Amount of Service Needed

Medicare pays for home healthcare services when the patient has been certified and they need no more than part-time care. The formula used to measure this is the care given or needed on fewer than 7 days each week or less than 8 hours each day over a period of 21 or less days. Exceptions are considered for special circumstances.


Choosing a Home Healthcare Agency

Once a patient is certified, The Medicare and Home Healthcare (2010) booklet provides good resources in choosing a home healthcare agency. It offers the "Home Health Compare" web tool at, which allows the comparison of agencies in a specific locale by quality of care indicators met, services offered, duration of the company, and type of ownership. Further, a checklist for consumers provides good criteria when "shopping" for the right home healthcare agency such as: (a) Is the agency Medicare-certified? (b) Is the agency Medicaid-certified? (c) Does the agency offer the clinical and personal services needed by the patient? (d) Does the agency offer the language and cultural preferences desired by the patient? (e) Have background checks been run on the staff? (f) Does staff provide the type of care during the days and times desired by the patient? (g) Does staff provide nighttime, weekend, and emergency coverage? (h) Are patient satisfaction surveys from past and present time periods better than satisfactory?


Quality measures that should be specifically evaluated in comparing agencies include the percentage of patients: (a) getting better in meeting their goals; (b) experiencing less pain with movement; (c) who do not have relapses requiring more intensive care; and (d) whose wounds have improved or healed.


The National Association for Home Care and Hospice (NAHC) encourages using their Home Care/Hospice Agency link at to compare and contrast home healthcare agencies. This database contains information about more than 30,000 home care agencies. NAHC also offers some selection questions at to consider in deciding on an agency such as: how long the provider has been serving the community, and how involved the family is in developing the patient's plan of care.

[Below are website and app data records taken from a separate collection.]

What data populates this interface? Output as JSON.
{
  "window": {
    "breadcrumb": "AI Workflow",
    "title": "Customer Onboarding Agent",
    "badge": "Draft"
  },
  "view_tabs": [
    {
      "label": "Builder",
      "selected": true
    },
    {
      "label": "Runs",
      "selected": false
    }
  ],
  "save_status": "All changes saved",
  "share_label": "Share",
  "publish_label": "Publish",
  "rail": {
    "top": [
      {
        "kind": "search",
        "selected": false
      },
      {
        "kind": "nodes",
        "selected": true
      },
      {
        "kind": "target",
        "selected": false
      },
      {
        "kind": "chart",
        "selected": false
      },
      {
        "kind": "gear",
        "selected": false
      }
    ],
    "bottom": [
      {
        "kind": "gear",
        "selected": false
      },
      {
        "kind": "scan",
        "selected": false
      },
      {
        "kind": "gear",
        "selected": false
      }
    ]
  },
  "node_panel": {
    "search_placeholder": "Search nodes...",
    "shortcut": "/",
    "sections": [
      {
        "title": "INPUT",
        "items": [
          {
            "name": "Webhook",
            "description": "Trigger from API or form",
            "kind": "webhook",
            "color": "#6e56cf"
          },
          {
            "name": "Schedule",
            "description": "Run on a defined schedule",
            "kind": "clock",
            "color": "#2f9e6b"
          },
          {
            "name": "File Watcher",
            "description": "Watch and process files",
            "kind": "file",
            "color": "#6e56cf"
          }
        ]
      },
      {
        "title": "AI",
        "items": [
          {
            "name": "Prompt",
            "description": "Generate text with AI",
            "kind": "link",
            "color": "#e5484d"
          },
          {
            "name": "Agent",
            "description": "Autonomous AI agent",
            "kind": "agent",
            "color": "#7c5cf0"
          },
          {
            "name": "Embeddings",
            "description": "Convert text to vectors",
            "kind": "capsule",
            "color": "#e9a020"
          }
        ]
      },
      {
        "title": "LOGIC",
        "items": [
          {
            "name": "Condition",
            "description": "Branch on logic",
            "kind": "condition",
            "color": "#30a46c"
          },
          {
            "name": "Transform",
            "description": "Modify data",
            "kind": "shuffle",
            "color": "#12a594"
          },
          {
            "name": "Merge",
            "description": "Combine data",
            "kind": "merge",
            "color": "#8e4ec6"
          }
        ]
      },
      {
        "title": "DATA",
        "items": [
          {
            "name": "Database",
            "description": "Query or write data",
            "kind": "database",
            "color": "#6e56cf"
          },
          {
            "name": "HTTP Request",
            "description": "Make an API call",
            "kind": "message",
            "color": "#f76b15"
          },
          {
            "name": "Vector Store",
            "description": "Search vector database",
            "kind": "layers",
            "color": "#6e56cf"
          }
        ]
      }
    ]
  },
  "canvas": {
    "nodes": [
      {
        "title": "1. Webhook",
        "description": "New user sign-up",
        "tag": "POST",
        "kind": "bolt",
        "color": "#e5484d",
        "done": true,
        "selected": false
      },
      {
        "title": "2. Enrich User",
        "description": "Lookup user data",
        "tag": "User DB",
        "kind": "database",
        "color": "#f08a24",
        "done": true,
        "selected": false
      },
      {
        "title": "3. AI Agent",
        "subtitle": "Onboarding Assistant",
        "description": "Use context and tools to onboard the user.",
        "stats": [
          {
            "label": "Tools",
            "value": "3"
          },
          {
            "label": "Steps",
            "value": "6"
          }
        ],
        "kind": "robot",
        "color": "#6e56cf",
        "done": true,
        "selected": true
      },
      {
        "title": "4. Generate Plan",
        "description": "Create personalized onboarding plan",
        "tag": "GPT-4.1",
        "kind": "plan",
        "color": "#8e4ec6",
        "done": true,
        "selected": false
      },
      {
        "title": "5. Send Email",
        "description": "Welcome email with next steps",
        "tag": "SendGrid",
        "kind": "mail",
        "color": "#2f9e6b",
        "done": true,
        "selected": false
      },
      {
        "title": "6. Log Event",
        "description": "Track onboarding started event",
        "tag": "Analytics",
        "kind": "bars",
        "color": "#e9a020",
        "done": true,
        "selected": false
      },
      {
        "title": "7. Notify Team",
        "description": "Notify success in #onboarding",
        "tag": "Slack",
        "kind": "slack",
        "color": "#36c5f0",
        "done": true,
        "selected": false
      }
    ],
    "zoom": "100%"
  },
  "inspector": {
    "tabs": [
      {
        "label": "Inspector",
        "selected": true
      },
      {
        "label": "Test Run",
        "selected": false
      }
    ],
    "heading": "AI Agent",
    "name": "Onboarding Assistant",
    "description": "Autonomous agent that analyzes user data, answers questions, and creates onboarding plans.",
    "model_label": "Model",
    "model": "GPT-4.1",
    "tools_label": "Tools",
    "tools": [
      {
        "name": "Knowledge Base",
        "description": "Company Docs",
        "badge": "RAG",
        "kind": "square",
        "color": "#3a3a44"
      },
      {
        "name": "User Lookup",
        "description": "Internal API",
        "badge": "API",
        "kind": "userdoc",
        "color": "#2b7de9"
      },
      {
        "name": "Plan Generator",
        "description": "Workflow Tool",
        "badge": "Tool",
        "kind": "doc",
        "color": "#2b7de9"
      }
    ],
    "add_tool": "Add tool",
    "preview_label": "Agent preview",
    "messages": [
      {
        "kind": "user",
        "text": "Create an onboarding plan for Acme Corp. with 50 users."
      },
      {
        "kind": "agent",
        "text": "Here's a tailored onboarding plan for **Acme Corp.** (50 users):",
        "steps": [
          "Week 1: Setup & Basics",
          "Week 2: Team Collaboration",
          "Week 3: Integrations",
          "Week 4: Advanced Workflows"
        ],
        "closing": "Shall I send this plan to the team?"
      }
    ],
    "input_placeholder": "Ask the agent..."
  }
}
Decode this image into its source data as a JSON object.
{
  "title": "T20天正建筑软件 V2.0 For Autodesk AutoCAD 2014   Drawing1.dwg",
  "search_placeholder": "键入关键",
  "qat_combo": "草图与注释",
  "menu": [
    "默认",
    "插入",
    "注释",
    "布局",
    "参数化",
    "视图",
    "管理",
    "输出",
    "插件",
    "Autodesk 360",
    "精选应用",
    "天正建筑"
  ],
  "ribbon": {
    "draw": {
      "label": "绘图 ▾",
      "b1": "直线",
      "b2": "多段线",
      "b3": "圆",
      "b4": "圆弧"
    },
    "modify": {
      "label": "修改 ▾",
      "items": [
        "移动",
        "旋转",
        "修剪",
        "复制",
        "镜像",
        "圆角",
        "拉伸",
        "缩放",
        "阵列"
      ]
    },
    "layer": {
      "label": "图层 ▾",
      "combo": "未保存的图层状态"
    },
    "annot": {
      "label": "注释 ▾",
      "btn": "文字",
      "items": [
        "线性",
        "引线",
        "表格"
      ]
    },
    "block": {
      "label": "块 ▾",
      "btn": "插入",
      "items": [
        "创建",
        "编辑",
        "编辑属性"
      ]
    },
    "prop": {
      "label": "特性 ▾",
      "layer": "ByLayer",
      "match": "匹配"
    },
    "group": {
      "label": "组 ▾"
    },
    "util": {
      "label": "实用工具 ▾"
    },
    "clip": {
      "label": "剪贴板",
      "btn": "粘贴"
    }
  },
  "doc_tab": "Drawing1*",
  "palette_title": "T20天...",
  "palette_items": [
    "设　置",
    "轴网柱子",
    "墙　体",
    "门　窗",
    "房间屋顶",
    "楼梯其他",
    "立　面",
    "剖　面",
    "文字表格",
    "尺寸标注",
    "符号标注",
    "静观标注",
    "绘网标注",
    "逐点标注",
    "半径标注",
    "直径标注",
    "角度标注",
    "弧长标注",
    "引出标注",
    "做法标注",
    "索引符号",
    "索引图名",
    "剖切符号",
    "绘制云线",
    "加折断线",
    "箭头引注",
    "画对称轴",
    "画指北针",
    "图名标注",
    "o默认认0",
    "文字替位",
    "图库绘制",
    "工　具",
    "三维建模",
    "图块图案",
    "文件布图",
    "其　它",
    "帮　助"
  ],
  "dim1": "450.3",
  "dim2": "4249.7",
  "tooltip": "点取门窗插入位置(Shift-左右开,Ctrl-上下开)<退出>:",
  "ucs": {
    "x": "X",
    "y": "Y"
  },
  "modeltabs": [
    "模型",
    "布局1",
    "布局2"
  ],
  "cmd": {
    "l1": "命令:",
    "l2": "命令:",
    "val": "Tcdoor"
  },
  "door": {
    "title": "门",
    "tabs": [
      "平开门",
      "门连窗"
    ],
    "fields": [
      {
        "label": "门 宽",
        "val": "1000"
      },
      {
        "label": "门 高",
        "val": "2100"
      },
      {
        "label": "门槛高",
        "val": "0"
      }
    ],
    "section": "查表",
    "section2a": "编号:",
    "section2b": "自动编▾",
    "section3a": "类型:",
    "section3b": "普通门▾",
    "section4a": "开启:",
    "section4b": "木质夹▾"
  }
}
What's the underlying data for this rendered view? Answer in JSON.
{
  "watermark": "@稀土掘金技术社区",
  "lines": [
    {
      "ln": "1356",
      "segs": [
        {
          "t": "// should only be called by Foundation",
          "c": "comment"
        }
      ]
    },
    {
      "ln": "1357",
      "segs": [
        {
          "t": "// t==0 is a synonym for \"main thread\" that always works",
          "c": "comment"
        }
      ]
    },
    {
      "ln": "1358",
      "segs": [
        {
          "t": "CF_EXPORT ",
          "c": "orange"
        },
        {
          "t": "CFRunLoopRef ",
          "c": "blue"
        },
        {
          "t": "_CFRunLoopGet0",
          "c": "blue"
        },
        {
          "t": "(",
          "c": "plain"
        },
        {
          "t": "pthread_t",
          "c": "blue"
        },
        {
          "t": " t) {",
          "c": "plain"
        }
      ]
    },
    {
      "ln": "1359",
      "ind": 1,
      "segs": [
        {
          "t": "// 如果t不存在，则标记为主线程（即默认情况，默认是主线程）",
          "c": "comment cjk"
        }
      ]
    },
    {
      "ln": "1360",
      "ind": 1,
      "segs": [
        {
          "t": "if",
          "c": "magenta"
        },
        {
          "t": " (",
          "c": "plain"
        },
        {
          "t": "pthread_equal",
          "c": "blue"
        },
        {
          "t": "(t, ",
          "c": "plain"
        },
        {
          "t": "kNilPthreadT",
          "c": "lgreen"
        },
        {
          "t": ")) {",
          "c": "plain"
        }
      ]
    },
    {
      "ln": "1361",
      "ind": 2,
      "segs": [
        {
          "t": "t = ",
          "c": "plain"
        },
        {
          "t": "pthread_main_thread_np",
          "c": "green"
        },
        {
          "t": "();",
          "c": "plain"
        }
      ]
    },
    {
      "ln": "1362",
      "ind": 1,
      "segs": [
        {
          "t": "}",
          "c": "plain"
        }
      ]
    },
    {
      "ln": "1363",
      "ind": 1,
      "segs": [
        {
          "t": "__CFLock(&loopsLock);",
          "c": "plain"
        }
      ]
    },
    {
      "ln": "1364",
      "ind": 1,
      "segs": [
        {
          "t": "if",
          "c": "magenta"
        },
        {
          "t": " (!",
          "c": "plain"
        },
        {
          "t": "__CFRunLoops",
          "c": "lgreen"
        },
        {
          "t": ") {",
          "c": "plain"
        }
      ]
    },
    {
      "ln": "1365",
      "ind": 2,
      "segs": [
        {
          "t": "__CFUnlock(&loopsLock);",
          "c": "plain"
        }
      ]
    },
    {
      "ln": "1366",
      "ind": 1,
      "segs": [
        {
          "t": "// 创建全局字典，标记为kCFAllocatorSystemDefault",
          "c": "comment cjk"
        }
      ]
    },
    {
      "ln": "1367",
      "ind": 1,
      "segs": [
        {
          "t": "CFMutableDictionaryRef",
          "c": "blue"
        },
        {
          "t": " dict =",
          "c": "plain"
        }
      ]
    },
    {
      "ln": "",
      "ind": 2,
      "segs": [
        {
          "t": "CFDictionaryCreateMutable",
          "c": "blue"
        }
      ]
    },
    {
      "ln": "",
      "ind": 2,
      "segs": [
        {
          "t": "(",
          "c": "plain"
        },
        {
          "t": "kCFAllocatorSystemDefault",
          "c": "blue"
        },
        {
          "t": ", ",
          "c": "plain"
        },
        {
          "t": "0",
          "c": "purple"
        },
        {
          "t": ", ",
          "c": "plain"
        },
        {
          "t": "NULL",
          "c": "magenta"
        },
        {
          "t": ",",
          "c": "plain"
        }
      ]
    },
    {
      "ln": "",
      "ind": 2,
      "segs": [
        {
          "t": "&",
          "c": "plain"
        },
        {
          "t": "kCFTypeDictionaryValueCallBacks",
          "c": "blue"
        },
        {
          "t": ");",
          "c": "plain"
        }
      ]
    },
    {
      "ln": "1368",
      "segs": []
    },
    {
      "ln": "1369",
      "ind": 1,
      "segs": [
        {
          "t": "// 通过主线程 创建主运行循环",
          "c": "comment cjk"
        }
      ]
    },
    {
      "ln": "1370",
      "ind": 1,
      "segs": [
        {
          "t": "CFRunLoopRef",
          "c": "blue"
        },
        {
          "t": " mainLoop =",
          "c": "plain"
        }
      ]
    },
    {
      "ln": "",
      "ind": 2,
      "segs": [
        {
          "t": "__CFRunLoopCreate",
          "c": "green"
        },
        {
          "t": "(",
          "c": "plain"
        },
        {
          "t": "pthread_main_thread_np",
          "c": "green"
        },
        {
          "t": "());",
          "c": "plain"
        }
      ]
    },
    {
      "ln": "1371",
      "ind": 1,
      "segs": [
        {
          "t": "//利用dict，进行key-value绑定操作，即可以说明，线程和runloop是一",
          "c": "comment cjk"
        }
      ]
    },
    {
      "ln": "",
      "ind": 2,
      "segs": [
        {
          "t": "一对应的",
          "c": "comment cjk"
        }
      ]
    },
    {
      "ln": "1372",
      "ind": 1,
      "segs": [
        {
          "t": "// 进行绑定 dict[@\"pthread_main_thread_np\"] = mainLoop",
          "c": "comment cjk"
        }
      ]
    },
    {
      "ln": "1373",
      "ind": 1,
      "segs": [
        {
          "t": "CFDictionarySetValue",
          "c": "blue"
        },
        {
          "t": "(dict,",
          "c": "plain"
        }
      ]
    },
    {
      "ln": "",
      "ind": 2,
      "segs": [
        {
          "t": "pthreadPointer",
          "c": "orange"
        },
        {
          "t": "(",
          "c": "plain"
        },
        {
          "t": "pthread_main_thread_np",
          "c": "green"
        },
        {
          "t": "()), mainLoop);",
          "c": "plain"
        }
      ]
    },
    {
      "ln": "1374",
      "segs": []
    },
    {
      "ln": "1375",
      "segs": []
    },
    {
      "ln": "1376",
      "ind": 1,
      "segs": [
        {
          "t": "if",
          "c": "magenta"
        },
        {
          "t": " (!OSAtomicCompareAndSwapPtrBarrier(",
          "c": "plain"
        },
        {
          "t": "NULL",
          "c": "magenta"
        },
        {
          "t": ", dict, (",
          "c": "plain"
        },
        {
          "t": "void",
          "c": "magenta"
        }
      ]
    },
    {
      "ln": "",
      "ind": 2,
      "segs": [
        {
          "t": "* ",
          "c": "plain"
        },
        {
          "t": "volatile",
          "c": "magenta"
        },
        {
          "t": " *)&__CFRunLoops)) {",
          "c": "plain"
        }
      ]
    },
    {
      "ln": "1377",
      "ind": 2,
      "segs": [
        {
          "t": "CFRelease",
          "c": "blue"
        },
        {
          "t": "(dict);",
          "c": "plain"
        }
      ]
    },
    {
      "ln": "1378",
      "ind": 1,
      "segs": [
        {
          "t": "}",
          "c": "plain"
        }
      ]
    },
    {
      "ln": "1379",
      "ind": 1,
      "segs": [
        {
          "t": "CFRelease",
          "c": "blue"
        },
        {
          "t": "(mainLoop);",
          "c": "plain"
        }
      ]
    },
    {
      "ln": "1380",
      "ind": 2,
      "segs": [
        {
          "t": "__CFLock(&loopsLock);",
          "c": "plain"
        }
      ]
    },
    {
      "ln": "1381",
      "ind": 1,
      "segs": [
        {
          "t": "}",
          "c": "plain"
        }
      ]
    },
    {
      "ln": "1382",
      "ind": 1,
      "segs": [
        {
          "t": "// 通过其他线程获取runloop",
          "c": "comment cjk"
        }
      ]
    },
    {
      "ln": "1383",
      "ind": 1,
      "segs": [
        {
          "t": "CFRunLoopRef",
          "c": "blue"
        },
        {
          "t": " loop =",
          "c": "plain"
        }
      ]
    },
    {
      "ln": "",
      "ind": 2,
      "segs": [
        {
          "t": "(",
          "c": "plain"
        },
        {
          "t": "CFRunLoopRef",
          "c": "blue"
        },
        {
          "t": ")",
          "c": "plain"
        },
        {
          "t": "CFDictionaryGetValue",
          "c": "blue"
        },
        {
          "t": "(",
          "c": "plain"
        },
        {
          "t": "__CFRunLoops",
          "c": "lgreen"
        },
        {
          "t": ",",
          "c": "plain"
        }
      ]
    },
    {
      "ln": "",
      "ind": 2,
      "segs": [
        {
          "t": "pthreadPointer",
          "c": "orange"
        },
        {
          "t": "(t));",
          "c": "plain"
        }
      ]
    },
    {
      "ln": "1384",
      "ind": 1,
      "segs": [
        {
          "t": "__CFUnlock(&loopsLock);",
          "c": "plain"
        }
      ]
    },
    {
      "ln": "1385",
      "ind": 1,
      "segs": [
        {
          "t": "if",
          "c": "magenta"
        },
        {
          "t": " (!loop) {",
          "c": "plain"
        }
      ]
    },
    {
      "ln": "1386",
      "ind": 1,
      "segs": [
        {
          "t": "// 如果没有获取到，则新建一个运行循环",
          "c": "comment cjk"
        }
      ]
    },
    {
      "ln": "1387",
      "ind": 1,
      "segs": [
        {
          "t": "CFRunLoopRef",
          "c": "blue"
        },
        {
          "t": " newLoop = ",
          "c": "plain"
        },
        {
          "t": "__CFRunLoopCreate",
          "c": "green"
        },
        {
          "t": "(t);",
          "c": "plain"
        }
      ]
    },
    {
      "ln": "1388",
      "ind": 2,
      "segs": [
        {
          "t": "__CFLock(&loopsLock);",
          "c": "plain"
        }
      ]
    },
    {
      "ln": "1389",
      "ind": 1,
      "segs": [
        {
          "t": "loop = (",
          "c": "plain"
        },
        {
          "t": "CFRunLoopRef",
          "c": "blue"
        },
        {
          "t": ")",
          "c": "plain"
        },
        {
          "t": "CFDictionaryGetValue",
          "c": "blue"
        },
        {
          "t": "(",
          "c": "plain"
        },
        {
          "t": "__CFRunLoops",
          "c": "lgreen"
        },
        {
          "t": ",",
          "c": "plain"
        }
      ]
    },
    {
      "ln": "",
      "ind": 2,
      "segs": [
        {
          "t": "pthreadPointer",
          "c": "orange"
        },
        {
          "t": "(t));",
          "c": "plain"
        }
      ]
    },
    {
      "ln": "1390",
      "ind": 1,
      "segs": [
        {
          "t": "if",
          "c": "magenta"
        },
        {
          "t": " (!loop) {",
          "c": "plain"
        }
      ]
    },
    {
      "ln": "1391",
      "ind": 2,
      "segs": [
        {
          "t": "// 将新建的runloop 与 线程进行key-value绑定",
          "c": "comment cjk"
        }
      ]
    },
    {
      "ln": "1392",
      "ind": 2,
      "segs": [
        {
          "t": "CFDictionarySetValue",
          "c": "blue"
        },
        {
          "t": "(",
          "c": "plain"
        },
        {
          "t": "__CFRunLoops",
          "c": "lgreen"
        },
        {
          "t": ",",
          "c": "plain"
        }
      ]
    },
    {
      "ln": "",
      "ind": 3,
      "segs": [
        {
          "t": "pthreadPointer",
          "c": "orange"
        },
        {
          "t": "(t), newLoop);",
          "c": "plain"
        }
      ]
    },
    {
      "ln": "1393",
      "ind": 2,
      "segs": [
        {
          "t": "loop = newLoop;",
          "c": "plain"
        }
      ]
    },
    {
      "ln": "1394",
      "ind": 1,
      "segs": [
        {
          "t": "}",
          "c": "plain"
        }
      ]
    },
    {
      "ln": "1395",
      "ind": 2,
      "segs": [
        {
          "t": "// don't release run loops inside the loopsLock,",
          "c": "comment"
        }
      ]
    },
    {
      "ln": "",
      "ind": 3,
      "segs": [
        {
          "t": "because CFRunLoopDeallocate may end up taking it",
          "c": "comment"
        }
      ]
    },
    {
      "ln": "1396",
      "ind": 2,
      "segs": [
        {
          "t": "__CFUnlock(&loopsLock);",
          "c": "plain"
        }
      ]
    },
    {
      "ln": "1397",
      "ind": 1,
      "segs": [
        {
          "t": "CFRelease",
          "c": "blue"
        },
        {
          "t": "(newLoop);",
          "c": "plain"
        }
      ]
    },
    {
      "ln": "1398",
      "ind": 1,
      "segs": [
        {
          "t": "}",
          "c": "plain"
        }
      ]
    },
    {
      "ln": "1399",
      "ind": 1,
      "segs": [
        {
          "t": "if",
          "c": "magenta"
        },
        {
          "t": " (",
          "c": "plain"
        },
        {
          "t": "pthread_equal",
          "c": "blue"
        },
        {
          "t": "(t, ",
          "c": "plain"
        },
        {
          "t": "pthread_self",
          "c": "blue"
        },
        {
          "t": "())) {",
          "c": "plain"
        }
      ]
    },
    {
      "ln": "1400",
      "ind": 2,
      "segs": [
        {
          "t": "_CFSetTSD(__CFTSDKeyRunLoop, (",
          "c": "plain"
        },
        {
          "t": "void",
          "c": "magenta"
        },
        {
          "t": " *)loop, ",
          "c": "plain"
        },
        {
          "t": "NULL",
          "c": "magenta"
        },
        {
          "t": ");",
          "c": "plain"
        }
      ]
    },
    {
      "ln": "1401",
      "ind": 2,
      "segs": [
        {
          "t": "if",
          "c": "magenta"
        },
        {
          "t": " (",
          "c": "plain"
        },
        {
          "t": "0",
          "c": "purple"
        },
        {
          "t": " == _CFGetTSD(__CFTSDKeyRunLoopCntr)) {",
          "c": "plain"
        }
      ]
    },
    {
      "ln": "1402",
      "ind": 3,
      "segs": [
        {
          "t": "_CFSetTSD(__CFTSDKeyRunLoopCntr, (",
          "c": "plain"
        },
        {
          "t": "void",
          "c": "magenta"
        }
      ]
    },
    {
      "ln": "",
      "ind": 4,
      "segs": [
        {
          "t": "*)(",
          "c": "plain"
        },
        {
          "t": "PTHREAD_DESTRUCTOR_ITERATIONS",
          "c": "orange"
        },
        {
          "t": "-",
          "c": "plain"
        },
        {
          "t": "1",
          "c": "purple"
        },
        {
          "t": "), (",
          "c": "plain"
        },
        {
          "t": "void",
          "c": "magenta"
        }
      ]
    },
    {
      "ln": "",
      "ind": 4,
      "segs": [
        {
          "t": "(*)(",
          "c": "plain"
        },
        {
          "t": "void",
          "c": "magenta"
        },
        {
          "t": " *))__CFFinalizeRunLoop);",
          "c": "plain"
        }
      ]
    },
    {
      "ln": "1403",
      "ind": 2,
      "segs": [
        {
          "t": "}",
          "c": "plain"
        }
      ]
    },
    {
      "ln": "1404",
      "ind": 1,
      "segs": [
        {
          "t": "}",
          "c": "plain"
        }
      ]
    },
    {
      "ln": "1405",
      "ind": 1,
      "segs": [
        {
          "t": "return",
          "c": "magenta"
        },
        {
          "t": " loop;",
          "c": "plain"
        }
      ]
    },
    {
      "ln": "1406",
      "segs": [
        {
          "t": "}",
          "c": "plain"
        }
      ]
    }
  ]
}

In conclusion, there are many resources available for providers and patients to make good home healthcare decisions. The cases published on the Office of Inspector General's Web site serves as a powerful reminder to providers to not misuse public and patient trust.


Next month we will take a look at how home healthcare services are billed and what documentation should be present to support the services provided.




Centers for Medicare and Medicaid Services. (2010). Medicare and home health care. Retrieved from


National Association for Home Care and Hospice. How do I select the right home care provider? Retrieved from


Office of Inspector General, U.S. Department of Health and Human Services. (2015). Criminal and civil enforcement. Retrieved from[Context Link]